The fundamental premise of liberalism is the idea of the abstract ‘autonomous individual’ – a version of you who doesn’t have your parents, or your experiences, or your nationality, or sex. (Or religion, or other metaphysical beliefs, such as the belief that matter is all there is). Without these ‘constraints’ and ‘prejudices’, the abstracted individual can stand outside their society and judge how it should ‘really be’.
This concept lay at the heart of the ideology’s early theological justifications in Locke, in Rousseau’s idea of the ‘noble savage’ oppressed by the chains of society and, most recently, in Rawls’ Veil of Ignorance thought experiment.
But if we aren’t abstracted individuals, but real people, then social norms aren’t something imposed on us. This is because the social norms we are raised with make us who we are. Liberal attempts to free someone from those norms then become attempts to impose new norms.
It’s not as if liberal societies have no norms at all. In liberal political theories, these new norms are usually generated in the following way: the ‘noble savages’ ask themselves what norms they would all want, if only they hadn’t been taught the values they in fact have, and design a society according to those. Of course, these hypothetical values always perfectly coincide with the preoccupations of the philosopher carrying out the experiment.

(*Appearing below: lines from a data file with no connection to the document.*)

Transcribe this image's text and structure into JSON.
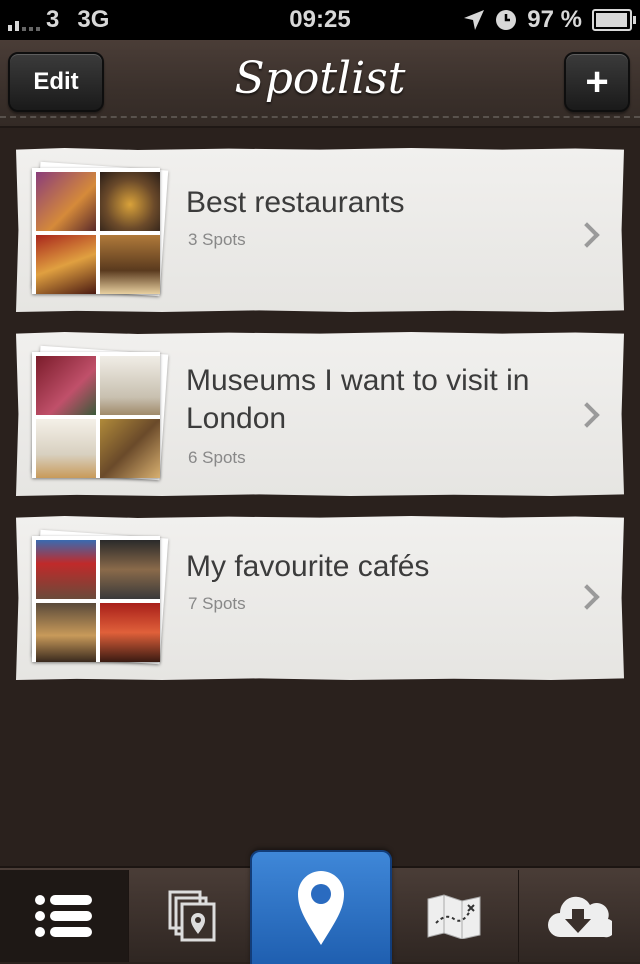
{
  "status_bar": {
    "carrier": "3",
    "network": "3G",
    "time": "09:25",
    "battery": "97 %",
    "battery_level": 0.97
  },
  "navbar": {
    "edit_label": "Edit",
    "title": "Spotlist",
    "add_label": "+"
  },
  "lists": [
    {
      "title": "Best restaurants",
      "count": "3 Spots"
    },
    {
      "title": "Museums I want to visit in London",
      "count": "6 Spots"
    },
    {
      "title": "My favourite cafés",
      "count": "7 Spots"
    }
  ],
  "tabbar": {
    "selected_tab": "spot",
    "accent_color": "#2f72c8",
    "icons": [
      "list-icon",
      "photo-stack-icon",
      "map-pin-icon",
      "map-icon",
      "cloud-download-icon"
    ]
  }
}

The idea that every individual knows what is best for herself is validated only if we can grasp our good independently of our upbringing. If someone’s priorities are really the product of the intellectual history they stand at the end of, their desires socially created, then one can only judge a society from within its traditions and values. Social criticism is always particular, between friends, ‘conservative’.

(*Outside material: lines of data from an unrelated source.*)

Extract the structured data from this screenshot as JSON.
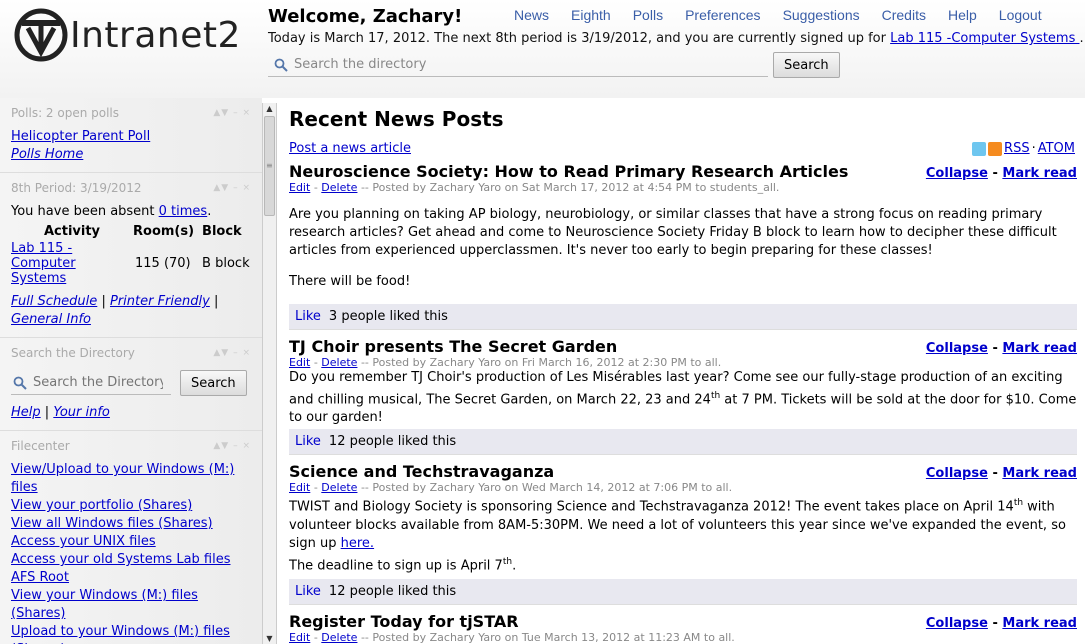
{
  "header": {
    "logo_text": "Intranet2",
    "welcome": "Welcome, Zachary!",
    "today_prefix": "Today is March 17, 2012. The next 8th period is 3/19/2012, and you are currently signed up for ",
    "today_link": "Lab 115 -Computer Systems ",
    "today_suffix": ".",
    "search_placeholder": "Search the directory",
    "search_button": "Search"
  },
  "nav": [
    "News",
    "Eighth",
    "Polls",
    "Preferences",
    "Suggestions",
    "Credits",
    "Help",
    "Logout"
  ],
  "sidebar": {
    "polls": {
      "title": "Polls: 2 open polls",
      "link1": "Helicopter Parent Poll",
      "link2": "Polls Home"
    },
    "eighth": {
      "title": "8th Period: 3/19/2012",
      "absent_prefix": "You have been absent ",
      "absent_link": "0 times",
      "absent_suffix": ".",
      "col_activity": "Activity",
      "col_rooms": "Room(s)",
      "col_block": "Block",
      "activity": "Lab 115 -Computer Systems",
      "rooms": "115 (70)",
      "block": "B block",
      "link_full": "Full Schedule",
      "link_printer": "Printer Friendly",
      "link_general": "General Info",
      "pipe": "|"
    },
    "directory": {
      "title": "Search the Directory",
      "placeholder": "Search the Directory",
      "button": "Search",
      "help": "Help",
      "info": "Your info",
      "pipe": "|"
    },
    "filecenter": {
      "title": "Filecenter",
      "links": [
        "View/Upload to your Windows (M:) files",
        "View your portfolio (Shares)",
        "View all Windows files (Shares)",
        "Access your UNIX files",
        "Access your old Systems Lab files",
        "AFS Root",
        "View your Windows (M:) files (Shares)",
        "Upload to your Windows (M:) files (Shares)"
      ]
    },
    "box_controls": "▲▼ – ×"
  },
  "main": {
    "heading": "Recent News Posts",
    "post_link": "Post a news article",
    "rss": "RSS",
    "dot": "·",
    "atom": "ATOM",
    "collapse": "Collapse",
    "dash": "-",
    "markread": "Mark read",
    "edit": "Edit",
    "delete": "Delete",
    "like": "Like",
    "posts": [
      {
        "title": "Neuroscience Society: How to Read Primary Research Articles",
        "meta": " -- Posted by Zachary Yaro on Sat March 17, 2012 at 4:54 PM to students_all.",
        "p1": "Are you planning on taking AP biology, neurobiology, or similar classes that have a strong focus on reading primary research articles?  Get ahead and come to Neuroscience Society Friday B block to learn how to decipher these difficult articles from experienced upperclassmen.  It's never too early to begin preparing for these classes!",
        "p2": "There will be food!",
        "likes": "3 people liked this"
      },
      {
        "title": "TJ Choir presents The Secret Garden",
        "meta": " -- Posted by Zachary Yaro on Fri March 16, 2012 at 2:30 PM to all.",
        "p1a": "Do you remember TJ Choir's production of Les Misérables last year?  Come see our fully-stage production of an exciting and chilling musical, The Secret Garden, on March 22, 23 and 24",
        "p1sup": "th",
        "p1b": " at 7 PM.  Tickets will be sold at the door for $10.  Come to our garden!",
        "likes": "12 people liked this"
      },
      {
        "title": "Science and Techstravaganza",
        "meta": " -- Posted by Zachary Yaro on Wed March 14, 2012 at 7:06 PM to all.",
        "p1a": "TWIST and Biology Society is sponsoring Science and Techstravaganza 2012! The event takes place on April 14",
        "p1sup": "th",
        "p1b": " with volunteer blocks available from 8AM-5:30PM.  We need a lot of volunteers this year since we've expanded the event, so sign up ",
        "p1link": "here.",
        "p2a": "The deadline to sign up is April 7",
        "p2sup": "th",
        "p2b": ".",
        "likes": "12 people liked this"
      },
      {
        "title": "Register Today for tjSTAR",
        "meta": " -- Posted by Zachary Yaro on Tue March 13, 2012 at 11:23 AM to all."
      }
    ]
  }
}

Rawls’ thought experiment of the ‘veil of ignorance’ is perhaps the most precise attempt to sell the snake-oil of the abstract individual who can design a just society from nowhere. He posits that if people were forced to decide their political and social structure form behind a veil of ignorance, where they are ignorant of who they would be in the structure they design, they would construct a just structure. That structure turns out to be a liberal society working pretty much like he and his colleagues thought 1970s America worked.
But the unencumbered individual that Rawls posits, ignorant of their own needs, even their own fundamental beliefs about how humans flourish, does not exist. The only people sat behind the veil of ignorance are us, with our experiences, needs and moral principles. The abstract individual Rawls posits is not really free of particular desires and historically contingent beliefs, but reflects particular fashions of Rawls’ day.
The belief that man is everywhere and always the same has led to failed intervention in the foreign sphere, by ignoring the diverse political cultures and historical experience of different countries.
Ironically, it is the institutions that liberals value the most which are put at the greatest risk by liberalism’s destructive impulses. Successful democracies depend on solidarity, fellow-feeling, among a pre-existing people united by a shared identity that can only be inherited, not invented.
Modern European states only arose in the nineteenth century because there were proto-national identities, rooted in literary and religious traditions, able to cut across and transcend regional identities. (The English have no consciousness of this process, because it occurred for us a millennium ago!) Stable political systems are dependent upon high levels of social trust, of imagining each other as belonging to and caring for each other.
But liberalism views these fragile institutions not as long-nurtured and contingent, but as a natural expression of human rationality. At the same time, it has continually attacked as ‘irrational’ the fellow-feeling which they need to persist. Immigration which outpaces cultural assimilation, and the undermining of a shared culture by wealthy, powerful people whose education makes them feel no allegiance to any culture, have eroded the social trust and mutual loyalty on which the functioning of political institutions depends.
Trust in elected representatives declines, commitment to the common good declines, and politics becomes polarized as society fractures into factions. Individuals are less willing to contribute a share of what they see as theirs to the common wealth when they think of themselves as an island and not a field in a common plot. But our governments depend on willing, not merely compelled, contributions to achieve the common good and so maintain their legitimacy.
It is no coincidence that, as liberalism has entrenched itself, and people have been taught to cast off and forget their origins and traditions to pursue pleasure and profit as efficiently as possible, mental health problems have grown exponentially.
If liberation means liberation from misery to flourish, rather than liberation from the past to wander aimlessly and selfishly, then human beings – only ever human beings, never ‘autonomous agents’ – are only liberated by the cultures which make them. They are not, as liberalism claims, liberated from them.
Jacob Chaterjee reads History at the University of Oxford.
The agitprop featured is “The Contrast 1792/Which is Best”, by Thomas Rowlandson.